Wu arrived in the Netherlands 90th on the Race to Dubai and a lowly 344th in the world ranking. The 33-year-old was nearing the end of a season in which he has struggled mightily to hold onto his tour card, and was thus understandably delighted at this dramatic turnaround in his fortunes. After a T-7 finish in the China Open in April and a T-6 just a week ago in Switzerland, this was only Wu’s third top-10 finish in an otherwise undistinguished campaign.

“I feel fantastic,” he said after completing his third European Tour victory and moving all the way up to 43rd on the moneylist. “This is unbelievable. I have so many people to thank, my caddie especially. He told me to focus on every shot and do my best. The last few holes were key. And the shot I hit to 18 was unbelievable, definitely my best shot of the week. My coach and I have been working very hard since the start of the year. And I have been getting better and better since Denmark [where he finished T-49]. I am so happy to have my name on this trophy alongside so many great ones.”

Not surprisingly, even after shooting 69, Wood was less enamored with the eventual outcome. Since winning the 2016 BMW PGA Championship and playing in the Ryder Cup at Hazeltine later that year (he partnered Justin Rose to a foursomes victory over Jimmy Walker and Zach Johnson before losing to then-US Open champion Dustin Johnson on the final green in the singles), things have not gone quite so well for the amiable 6-foot-6 giant. Where his career path to that point had gone steadily upwards, he has since stalled amid much tinkering with his full-swing technique.

Chris Wood
Jan Kruger/Getty ImagesWood stood on the 18th green not believing the title had slipped away.

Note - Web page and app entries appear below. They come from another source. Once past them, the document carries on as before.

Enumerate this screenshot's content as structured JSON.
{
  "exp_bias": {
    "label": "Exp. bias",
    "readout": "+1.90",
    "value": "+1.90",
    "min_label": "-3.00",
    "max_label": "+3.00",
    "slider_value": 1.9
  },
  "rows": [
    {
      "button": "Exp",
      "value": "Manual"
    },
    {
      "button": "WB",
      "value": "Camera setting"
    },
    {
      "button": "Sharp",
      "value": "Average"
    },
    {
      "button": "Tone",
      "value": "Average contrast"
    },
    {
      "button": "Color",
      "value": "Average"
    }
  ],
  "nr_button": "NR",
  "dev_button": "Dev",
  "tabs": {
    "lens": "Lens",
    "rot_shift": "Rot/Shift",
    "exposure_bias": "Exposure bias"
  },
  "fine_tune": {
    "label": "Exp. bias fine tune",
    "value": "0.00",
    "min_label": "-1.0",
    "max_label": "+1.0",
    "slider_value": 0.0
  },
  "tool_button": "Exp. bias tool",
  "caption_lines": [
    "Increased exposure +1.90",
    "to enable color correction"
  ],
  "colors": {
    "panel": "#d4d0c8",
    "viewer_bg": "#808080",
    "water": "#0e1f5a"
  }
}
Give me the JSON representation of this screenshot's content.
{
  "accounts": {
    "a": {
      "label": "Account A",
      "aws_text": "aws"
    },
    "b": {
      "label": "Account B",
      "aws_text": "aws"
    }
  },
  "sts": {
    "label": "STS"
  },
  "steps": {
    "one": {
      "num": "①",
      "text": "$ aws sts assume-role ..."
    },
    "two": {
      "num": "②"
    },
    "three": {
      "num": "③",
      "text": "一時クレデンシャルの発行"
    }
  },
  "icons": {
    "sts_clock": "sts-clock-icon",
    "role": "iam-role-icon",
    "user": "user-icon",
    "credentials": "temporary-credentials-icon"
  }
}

Indeed, since that famous win at Wentworth in May 2016, Wood has managed only six top-10s in 39 European Tour starts. Still, three of those have come this season, all of them runner-up finishes. So, even given this latest disappointment, the signs are once again positive. Still, he will look back with some regret on the wild tee-shots he carved well right of the 12th and 15th fairways on Sunday. The first led to a damaging double-bogey (one that followed the two successive birdies that had taken him three shots clear of the field), and the latter to a hard-working par on what was the third-easiest hole on the course.

Slightly lower on the leaderboard, Belgium’s Thomas Detry, who drove home after Friday mistakenly thinking he had missed the cut, only to return and shoot 63-66 over the weekend, finished T-3 alongside Hideto Tanihara. Three-time Major champion Padraig Harrington was alone in fifth place, three shots behind the champion. Mention, too, must be made of Martin Kaymer. In his first event after splitting with long-time caddie Craig Connelly, the former US Open and US PGA champion shot a final-round 69 to be T-15. Amazingly, this was the German’s third-highest finish on the European Tour this season. Baby steps.